◆ Extracted data entries ◆
◆ ◆ ◆ ◆ ◆

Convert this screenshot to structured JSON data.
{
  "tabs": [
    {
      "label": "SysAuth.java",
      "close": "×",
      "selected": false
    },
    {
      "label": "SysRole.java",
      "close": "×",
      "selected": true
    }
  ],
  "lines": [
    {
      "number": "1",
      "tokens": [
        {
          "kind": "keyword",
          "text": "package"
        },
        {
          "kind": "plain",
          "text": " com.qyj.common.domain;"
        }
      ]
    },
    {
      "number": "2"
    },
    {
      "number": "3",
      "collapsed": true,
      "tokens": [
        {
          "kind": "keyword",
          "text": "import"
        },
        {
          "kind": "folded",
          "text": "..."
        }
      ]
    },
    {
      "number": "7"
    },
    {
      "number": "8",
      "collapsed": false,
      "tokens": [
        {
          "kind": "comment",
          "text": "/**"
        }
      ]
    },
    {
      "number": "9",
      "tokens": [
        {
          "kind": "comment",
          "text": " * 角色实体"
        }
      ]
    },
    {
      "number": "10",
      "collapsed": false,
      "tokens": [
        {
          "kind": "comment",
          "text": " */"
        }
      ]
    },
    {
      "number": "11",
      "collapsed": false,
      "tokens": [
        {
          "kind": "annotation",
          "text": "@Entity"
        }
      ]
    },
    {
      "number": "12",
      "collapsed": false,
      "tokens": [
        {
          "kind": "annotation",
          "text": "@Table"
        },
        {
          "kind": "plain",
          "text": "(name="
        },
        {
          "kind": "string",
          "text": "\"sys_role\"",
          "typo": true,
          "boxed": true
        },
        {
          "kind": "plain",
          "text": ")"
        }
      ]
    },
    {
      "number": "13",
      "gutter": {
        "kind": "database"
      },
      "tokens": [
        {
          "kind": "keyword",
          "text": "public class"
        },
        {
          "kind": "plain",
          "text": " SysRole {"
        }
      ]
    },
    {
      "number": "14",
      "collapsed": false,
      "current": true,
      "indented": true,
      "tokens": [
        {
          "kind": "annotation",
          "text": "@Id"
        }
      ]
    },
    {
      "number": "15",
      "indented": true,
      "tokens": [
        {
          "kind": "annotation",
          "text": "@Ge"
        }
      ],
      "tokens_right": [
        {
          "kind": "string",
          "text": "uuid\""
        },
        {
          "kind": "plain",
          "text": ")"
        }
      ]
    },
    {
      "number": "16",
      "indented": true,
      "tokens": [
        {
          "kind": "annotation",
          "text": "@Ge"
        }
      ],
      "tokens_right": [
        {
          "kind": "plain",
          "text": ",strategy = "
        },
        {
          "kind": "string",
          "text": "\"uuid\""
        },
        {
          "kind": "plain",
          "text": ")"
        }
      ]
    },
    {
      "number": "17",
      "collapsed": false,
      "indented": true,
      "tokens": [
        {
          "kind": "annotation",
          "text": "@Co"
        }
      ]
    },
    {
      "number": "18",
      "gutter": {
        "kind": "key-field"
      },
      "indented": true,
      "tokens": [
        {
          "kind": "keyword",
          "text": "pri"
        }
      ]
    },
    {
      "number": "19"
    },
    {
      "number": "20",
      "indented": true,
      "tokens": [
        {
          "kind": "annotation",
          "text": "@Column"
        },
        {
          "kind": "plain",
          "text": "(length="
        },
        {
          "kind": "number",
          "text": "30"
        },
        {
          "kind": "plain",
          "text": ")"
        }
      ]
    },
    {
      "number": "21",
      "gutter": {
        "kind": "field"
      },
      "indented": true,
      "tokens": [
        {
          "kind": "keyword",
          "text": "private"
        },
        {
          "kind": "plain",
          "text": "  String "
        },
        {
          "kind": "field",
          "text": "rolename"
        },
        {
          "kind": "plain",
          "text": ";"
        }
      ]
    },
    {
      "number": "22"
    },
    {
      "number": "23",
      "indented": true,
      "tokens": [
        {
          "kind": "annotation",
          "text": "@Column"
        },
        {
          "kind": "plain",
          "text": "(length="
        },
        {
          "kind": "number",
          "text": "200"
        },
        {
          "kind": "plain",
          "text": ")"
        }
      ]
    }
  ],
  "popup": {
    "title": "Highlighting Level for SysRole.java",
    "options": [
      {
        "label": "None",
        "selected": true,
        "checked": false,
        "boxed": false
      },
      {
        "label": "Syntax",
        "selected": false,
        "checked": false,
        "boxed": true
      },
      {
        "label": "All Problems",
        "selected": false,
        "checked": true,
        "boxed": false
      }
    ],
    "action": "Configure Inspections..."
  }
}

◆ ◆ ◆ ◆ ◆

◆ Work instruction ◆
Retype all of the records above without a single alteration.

◆ Finished task ◆
Convert this screenshot to structured JSON data.
{
  "tabs": [
    {
      "label": "SysAuth.java",
      "close": "×",
      "selected": false
    },
    {
      "label": "SysRole.java",
      "close": "×",
      "selected": true
    }
  ],
  "lines": [
    {
      "number": "1",
      "tokens": [
        {
          "kind": "keyword",
          "text": "package"
        },
        {
          "kind": "plain",
          "text": " com.qyj.common.domain;"
        }
      ]
    },
    {
      "number": "2"
    },
    {
      "number": "3",
      "collapsed": true,
      "tokens": [
        {
          "kind": "keyword",
          "text": "import"
        },
        {
          "kind": "folded",
          "text": "..."
        }
      ]
    },
    {
      "number": "7"
    },
    {
      "number": "8",
      "collapsed": false,
      "tokens": [
        {
          "kind": "comment",
          "text": "/**"
        }
      ]
    },
    {
      "number": "9",
      "tokens": [
        {
          "kind": "comment",
          "text": " * 角色实体"
        }
      ]
    },
    {
      "number": "10",
      "collapsed": false,
      "tokens": [
        {
          "kind": "comment",
          "text": " */"
        }
      ]
    },
    {
      "number": "11",
      "collapsed": false,
      "tokens": [
        {
          "kind": "annotation",
          "text": "@Entity"
        }
      ]
    },
    {
      "number": "12",
      "collapsed": false,
      "tokens": [
        {
          "kind": "annotation",
          "text": "@Table"
        },
        {
          "kind": "plain",
          "text": "(name="
        },
        {
          "kind": "string",
          "text": "\"sys_role\"",
          "typo": true,
          "boxed": true
        },
        {
          "kind": "plain",
          "text": ")"
        }
      ]
    },
    {
      "number": "13",
      "gutter": {
        "kind": "database"
      },
      "tokens": [
        {
          "kind": "keyword",
          "text": "public class"
        },
        {
          "kind": "plain",
          "text": " SysRole {"
        }
      ]
    },
    {
      "number": "14",
      "collapsed": false,
      "current": true,
      "indented": true,
      "tokens": [
        {
          "kind": "annotation",
          "text": "@Id"
        }
      ]
    },
    {
      "number": "15",
      "indented": true,
      "tokens": [
        {
          "kind": "annotation",
          "text": "@Ge"
        }
      ],
      "tokens_right": [
        {
          "kind": "string",
          "text": "uuid\""
        },
        {
          "kind": "plain",
          "text": ")"
        }
      ]
    },
    {
      "number": "16",
      "indented": true,
      "tokens": [
        {
          "kind": "annotation",
          "text": "@Ge"
        }
      ],
      "tokens_right": [
        {
          "kind": "plain",
          "text": ",strategy = "
        },
        {
          "kind": "string",
          "text": "\"uuid\""
        },
        {
          "kind": "plain",
          "text": ")"
        }
      ]
    },
    {
      "number": "17",
      "collapsed": false,
      "indented": true,
      "tokens": [
        {
          "kind": "annotation",
          "text": "@Co"
        }
      ]
    },
    {
      "number": "18",
      "gutter": {
        "kind": "key-field"
      },
      "indented": true,
      "tokens": [
        {
          "kind": "keyword",
          "text": "pri"
        }
      ]
    },
    {
      "number": "19"
    },
    {
      "number": "20",
      "indented": true,
      "tokens": [
        {
          "kind": "annotation",
          "text": "@Column"
        },
        {
          "kind": "plain",
          "text": "(length="
        },
        {
          "kind": "number",
          "text": "30"
        },
        {
          "kind": "plain",
          "text": ")"
        }
      ]
    },
    {
      "number": "21",
      "gutter": {
        "kind": "field"
      },
      "indented": true,
      "tokens": [
        {
          "kind": "keyword",
          "text": "private"
        },
        {
          "kind": "plain",
          "text": "  String "
        },
        {
          "kind": "field",
          "text": "rolename"
        },
        {
          "kind": "plain",
          "text": ";"
        }
      ]
    },
    {
      "number": "22"
    },
    {
      "number": "23",
      "indented": true,
      "tokens": [
        {
          "kind": "annotation",
          "text": "@Column"
        },
        {
          "kind": "plain",
          "text": "(length="
        },
        {
          "kind": "number",
          "text": "200"
        },
        {
          "kind": "plain",
          "text": ")"
        }
      ]
    }
  ],
  "popup": {
    "title": "Highlighting Level for SysRole.java",
    "options": [
      {
        "label": "None",
        "selected": true,
        "checked": false,
        "boxed": false
      },
      {
        "label": "Syntax",
        "selected": false,
        "checked": false,
        "boxed": true
      },
      {
        "label": "All Problems",
        "selected": false,
        "checked": true,
        "boxed": false
      }
    ],
    "action": "Configure Inspections..."
  }
}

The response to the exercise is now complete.